The trouble with the character is that she’s so dominant over every scene and so central to the purpose of the piece that every supporting character feels slight. That’s’ not to say that the performances are disappointing, because everyone is strong. Nor are the characters underwritten; they all get a least one big scene to shine. It’s just that Baumbach and Gerwig have created a movie entirely around one big personality that doesn’t leave room for much else.
By the time the movie stumbles into the third act, it transforms into a little chamber farce between all the characters who appeared thus far and winds up in one of those big dramatic fights where all the tensions and themes of the piece are layered bare in a few terse rounds of verbal sparring. It works, but feels a bit slight and visibly constructed given the live wire at the center of the strange little movie.
Still, there’s nothing wrong with Gerwig and Baumbach delivering a lightly comedic character study at this point. After years of struggling around the indie fringes, Baumbach has become a bit of a brand name over the last few years. With Woody Allen running his act into the ground lately, Baumbach seems to be taking up the mantle of the New York’s resident cynically comedic filmmaker of the moment with erudite flourishes and an almost literary approach to dialogue. He has a knack for this brand of character comedy, a way with exposing contemporary neuroses, and in Gerwig an ideal star to deliver the goods.
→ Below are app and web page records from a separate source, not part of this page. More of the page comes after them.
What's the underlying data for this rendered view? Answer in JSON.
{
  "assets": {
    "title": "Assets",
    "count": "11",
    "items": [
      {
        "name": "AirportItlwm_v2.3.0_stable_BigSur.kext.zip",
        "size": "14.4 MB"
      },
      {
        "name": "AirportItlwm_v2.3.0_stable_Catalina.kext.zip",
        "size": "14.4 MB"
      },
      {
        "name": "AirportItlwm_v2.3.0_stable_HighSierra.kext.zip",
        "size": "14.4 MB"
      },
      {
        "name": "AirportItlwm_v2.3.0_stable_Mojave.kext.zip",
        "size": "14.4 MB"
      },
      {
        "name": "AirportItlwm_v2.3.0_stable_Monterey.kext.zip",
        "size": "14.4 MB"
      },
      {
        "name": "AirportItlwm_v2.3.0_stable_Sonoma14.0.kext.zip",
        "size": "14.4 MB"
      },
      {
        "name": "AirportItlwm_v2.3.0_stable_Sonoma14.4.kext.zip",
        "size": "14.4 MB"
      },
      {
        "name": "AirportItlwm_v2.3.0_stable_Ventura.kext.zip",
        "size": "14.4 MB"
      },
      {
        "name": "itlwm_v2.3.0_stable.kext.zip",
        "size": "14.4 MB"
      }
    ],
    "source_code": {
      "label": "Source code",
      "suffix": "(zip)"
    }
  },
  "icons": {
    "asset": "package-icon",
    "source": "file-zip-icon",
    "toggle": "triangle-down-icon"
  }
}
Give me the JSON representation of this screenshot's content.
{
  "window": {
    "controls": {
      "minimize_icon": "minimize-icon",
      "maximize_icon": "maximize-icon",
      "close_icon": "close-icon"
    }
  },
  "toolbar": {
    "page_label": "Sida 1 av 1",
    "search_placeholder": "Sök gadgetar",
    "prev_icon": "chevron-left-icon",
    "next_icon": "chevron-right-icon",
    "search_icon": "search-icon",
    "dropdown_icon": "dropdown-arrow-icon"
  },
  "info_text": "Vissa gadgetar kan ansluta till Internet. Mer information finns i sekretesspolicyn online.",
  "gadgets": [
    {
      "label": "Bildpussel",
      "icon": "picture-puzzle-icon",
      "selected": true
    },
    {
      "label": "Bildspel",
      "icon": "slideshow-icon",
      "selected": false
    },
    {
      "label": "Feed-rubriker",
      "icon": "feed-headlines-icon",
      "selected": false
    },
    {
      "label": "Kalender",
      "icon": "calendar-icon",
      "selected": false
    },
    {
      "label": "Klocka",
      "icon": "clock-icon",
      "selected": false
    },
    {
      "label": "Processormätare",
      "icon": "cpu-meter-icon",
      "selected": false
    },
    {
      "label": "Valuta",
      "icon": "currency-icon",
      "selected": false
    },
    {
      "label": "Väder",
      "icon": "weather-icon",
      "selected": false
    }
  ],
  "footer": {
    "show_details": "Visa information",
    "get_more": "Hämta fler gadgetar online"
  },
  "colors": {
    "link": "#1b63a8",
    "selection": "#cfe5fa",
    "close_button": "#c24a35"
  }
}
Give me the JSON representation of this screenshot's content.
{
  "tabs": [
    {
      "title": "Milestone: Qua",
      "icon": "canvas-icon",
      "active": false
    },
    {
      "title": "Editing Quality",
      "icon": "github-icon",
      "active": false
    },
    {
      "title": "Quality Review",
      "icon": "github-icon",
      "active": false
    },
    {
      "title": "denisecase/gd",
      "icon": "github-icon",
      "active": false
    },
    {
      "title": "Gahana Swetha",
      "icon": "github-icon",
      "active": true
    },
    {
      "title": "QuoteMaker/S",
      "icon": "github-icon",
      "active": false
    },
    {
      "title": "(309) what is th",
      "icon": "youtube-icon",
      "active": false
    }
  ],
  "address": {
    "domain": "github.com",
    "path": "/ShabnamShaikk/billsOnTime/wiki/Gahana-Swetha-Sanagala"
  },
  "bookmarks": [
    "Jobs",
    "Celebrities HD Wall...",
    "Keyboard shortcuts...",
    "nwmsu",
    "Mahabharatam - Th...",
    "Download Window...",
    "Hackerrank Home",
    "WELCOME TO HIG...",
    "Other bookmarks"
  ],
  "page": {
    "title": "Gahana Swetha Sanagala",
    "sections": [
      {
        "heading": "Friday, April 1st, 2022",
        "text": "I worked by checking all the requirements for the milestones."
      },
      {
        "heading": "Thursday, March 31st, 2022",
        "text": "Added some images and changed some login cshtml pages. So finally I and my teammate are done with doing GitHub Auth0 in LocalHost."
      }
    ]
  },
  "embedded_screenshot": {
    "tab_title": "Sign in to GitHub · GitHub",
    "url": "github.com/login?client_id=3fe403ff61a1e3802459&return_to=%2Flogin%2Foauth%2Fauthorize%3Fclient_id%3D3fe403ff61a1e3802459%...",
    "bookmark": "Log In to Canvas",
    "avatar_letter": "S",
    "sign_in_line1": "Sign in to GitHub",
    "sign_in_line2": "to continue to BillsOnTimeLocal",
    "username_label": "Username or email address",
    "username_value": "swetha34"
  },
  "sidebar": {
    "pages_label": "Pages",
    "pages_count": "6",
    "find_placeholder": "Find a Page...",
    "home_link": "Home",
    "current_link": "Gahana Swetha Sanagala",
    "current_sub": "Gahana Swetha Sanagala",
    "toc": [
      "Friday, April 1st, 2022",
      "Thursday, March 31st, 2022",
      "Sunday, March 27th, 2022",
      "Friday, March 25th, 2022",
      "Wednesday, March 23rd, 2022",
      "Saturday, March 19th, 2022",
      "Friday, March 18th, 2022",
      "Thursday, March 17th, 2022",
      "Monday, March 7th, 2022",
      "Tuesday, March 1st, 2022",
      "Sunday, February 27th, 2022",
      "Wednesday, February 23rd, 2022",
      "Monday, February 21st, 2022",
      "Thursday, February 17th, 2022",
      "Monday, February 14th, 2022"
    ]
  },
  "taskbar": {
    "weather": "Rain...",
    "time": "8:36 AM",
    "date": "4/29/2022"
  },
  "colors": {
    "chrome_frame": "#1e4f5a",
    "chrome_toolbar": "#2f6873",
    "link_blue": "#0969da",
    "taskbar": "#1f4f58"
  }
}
If Baumbach were to start cranking out one of his bitter little pills annually, it wouldn’t be unwelcome. However, if this is just an unexpected explosion of production before going back to slower filmmaking rhythms, hopefully he digs a little deeper next time, like in his masterpiece ‘The Squid and the Whale’. ‘Mistress America’ was certainly worth the few months wait, but if years had gone by between this and ‘While We’re Young’, it might have felt a bit more disappointing.